Naga Munchetty tells of ‘constant pain’ from womb condition adenomyosis
The BBC presenter Naga Munchetty has revealed the excruciating pain caused by a little-known womb condition in the hope of raising awareness of adenomyosis, which is thought to affect up to one in 10 women.
Munchetty said a flare-up at the weekend was so painful that her husband called an ambulance after she screamed for 45 minutes, yet she had struggled to obtain a diagnosis and treatment after decades of painful, heavy 10-day periods that sometimes made her pass out.
She told her Radio 5 Live listeners: “Right now as I sit here talking to you: I am in pain. Constant, nagging pain. In my uterus. Around my pelvis. Sometimes it runs down my thighs. And I’ll have some level of pain for the entire show and for the rest of the day until I go to sleep.”
Adenomyosis is a condition in which the womb lining grows deep within the muscular wall of the womb. Similar to endometriosis, in which lining grows outside the womb, it can cause severe symptoms, including extremely heavy and painful periods, bleeding, pain during and after sex or when going to the toilet.
Adenomyosis is commonly diagnosed in women over 40, though it also affects younger women, and often it is only discovered at routine screenings, meaning many women have it without knowing. It is more common among women who have given birth more times, especially if they had a caesarian section.

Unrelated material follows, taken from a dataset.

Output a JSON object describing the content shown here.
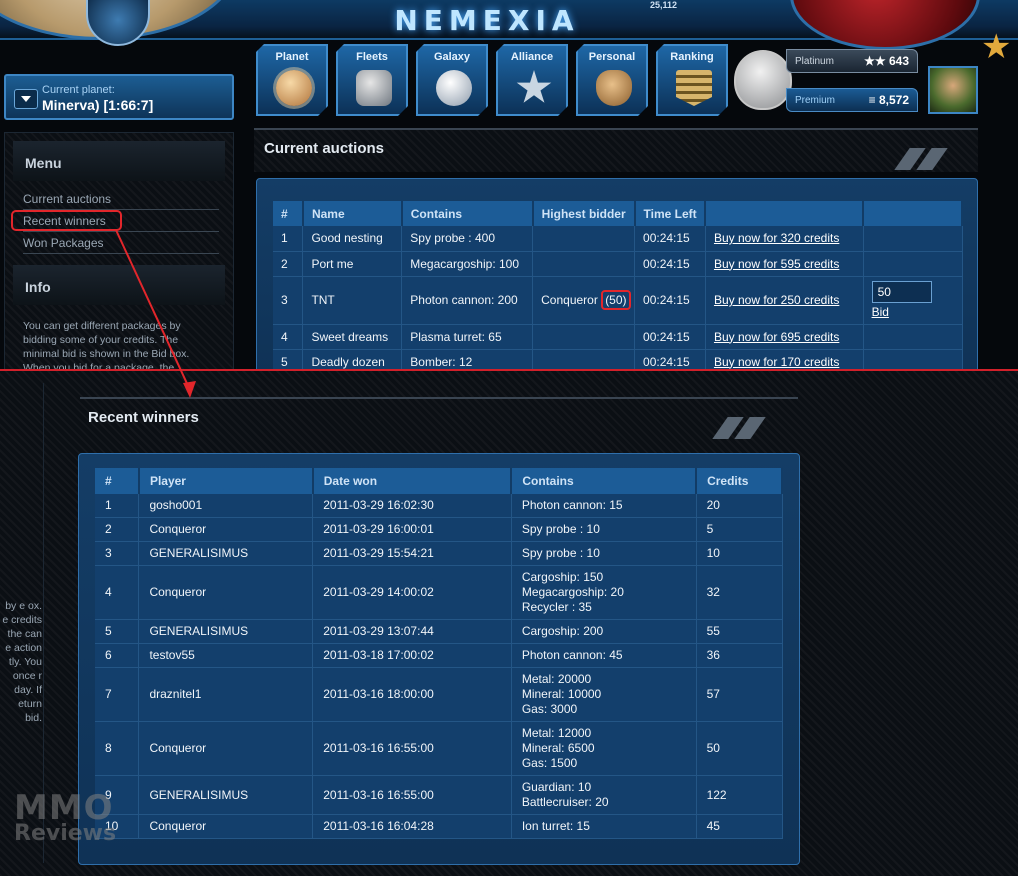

Possible treatment options include hormonal contraceptives, painkillers and anti-inflammatories. But in some cases surgery to remove the womb, a hysterectomy – which Munchetty is resisting to avoid early menopause – is the only solution, though this is not suitable for younger women who are hoping to conceive naturally.
Munchetty said she had been told by doctors that she was “just unlucky”, and had to adapt her life to accommodate the pain and heavy bleeding, including setting alarms throughout the night to replace her tampon. She added that there is still no dedicated NHS page for adenomyosis.
Jo Hanley, an adviser at Endometriosis UK, said the lack of specific guidelines for the diagnosis and management of adenomyosis made it difficult for clinicians to identify and treat it. “The lack of awareness, guidelines and research available for healthcare practitioners will filter down to the general public,” Hanley added.
One guest on the show, Jen Moore, said the pain “feels like I have a bowling ball sat inside my pelvis pushing out on the bones from the inside out trying to break them”. She said she had to medicate every day and was regularly bedbound.
Another guest, Amy, said she could not play with her 11-year-old daughter because of the pain. “It breaks my heart,” she said in tears.
Ying Cheong, a professor of reproductive medicine at the University of Southampton, said adenomyosis and endometriosis were considered to be the same family of disease as they both involve endometrial glandular tissue somehow located outside the womb. But adenomyosis is more ill-defined and can only be diagnosed through ultrasound or MRI scans.
About 40% of women with adenomyosis also have endometriosis, said Dr Alison Maclean, a women’s health researcher at the University of Liverpool. She added that although there had been recent advances in ultrasound and MRI diagnoses, “they are not 100% accurate, and the diagnostic criteria are still being debated”.
Dharani Hapangama, a professor of gynaecology at Liverpool, said some clinical trials were looking into “desperately needed” new treatments, but that first basic science was needed to better understand the condition that is thought to affect 10% of women, as “we know very little about it”. “The main issue is the lack of funding for research,” she added.
Adenomyosis may also affect fertility, though the link remains poorly understood. An analysis of research by Tommy’s, the miscarriage charity, found that one in 10 women with reduced fertility had a diagnosis of adenomyosis.
A Department of Health and Social Care spokesperson said the first ever government-led women’s health strategy for England, published last summer, would “boost the health and wellbeing of women and girls across the country, while improving how the health and care system listens to all women”.
She added: “It commits to transforming women’s health content on the NHS website and adding additional pages for conditions such as adenomyosis, making it easier to find relevant information.”